What you will do: Reply with one number: the count of lines in the listing that contain the string "Relaydeck".

================================

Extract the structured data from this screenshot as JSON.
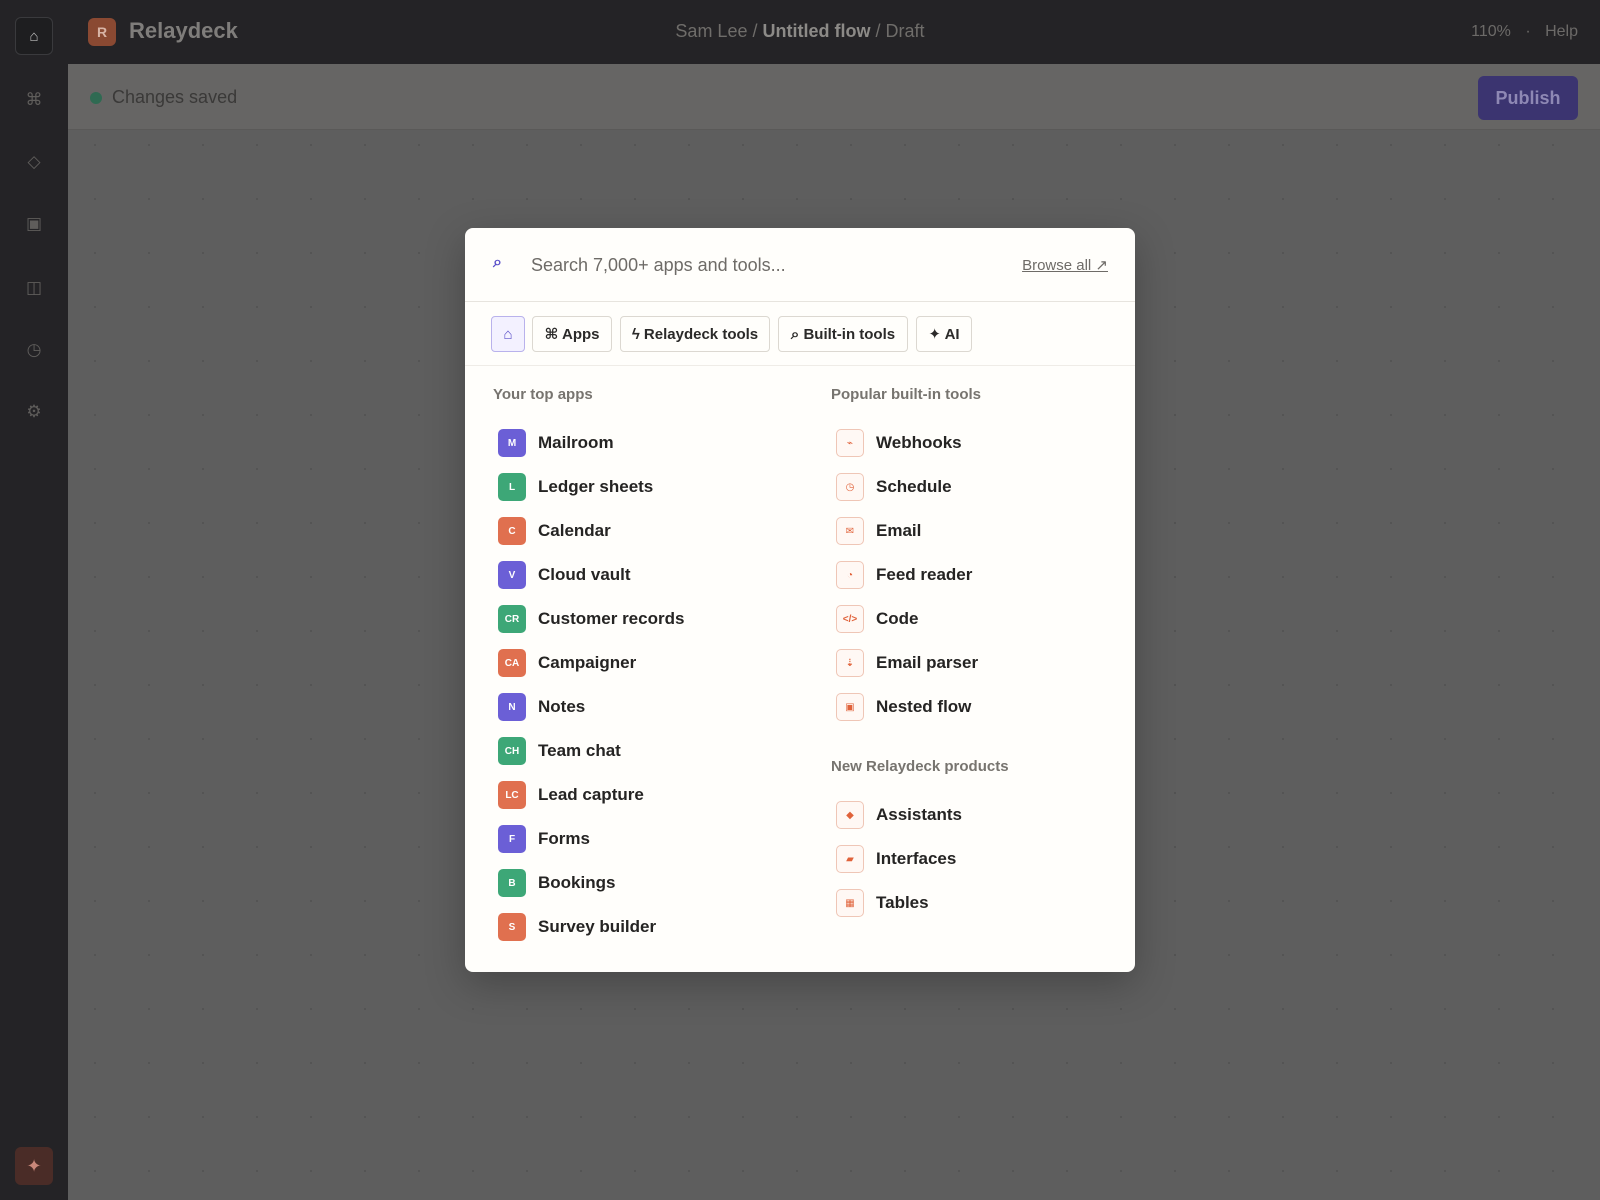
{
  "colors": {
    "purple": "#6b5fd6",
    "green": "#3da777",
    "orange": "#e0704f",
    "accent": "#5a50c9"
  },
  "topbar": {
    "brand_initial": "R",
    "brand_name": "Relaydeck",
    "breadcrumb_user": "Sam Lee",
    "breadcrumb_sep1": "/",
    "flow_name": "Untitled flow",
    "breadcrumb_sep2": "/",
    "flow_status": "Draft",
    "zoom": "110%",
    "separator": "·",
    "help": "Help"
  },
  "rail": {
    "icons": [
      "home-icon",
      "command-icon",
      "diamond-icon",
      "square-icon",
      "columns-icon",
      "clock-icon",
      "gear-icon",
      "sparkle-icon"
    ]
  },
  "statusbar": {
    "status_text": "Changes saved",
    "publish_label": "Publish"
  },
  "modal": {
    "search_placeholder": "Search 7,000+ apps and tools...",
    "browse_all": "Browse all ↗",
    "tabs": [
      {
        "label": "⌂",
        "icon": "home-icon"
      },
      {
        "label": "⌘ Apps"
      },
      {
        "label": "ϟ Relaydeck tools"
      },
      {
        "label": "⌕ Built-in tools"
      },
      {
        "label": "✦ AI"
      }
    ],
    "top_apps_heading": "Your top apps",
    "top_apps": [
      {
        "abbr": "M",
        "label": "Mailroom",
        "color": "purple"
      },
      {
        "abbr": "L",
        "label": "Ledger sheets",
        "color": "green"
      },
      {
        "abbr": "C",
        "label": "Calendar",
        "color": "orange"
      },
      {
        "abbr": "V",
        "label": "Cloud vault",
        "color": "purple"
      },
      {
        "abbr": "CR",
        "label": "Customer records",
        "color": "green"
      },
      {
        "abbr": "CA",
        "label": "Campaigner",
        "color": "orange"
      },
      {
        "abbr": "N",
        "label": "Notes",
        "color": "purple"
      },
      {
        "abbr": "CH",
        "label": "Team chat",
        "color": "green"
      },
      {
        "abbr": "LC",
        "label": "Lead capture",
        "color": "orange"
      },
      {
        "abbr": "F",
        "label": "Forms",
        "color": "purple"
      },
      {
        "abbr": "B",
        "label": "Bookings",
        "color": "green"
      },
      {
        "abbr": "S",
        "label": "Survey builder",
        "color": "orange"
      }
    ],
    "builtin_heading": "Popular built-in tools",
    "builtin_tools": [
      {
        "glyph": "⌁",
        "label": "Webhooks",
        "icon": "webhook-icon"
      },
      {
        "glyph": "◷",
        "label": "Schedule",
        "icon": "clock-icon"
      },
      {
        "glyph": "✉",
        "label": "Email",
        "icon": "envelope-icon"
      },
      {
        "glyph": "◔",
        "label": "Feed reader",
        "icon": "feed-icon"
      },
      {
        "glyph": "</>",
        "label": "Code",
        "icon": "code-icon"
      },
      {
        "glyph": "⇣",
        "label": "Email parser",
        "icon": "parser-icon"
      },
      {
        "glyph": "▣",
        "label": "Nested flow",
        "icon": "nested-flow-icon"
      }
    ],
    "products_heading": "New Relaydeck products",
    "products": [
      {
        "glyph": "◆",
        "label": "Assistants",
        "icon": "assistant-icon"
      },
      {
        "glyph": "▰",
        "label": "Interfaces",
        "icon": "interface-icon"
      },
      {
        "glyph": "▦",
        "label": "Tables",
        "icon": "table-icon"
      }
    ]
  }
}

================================

Completed task: 3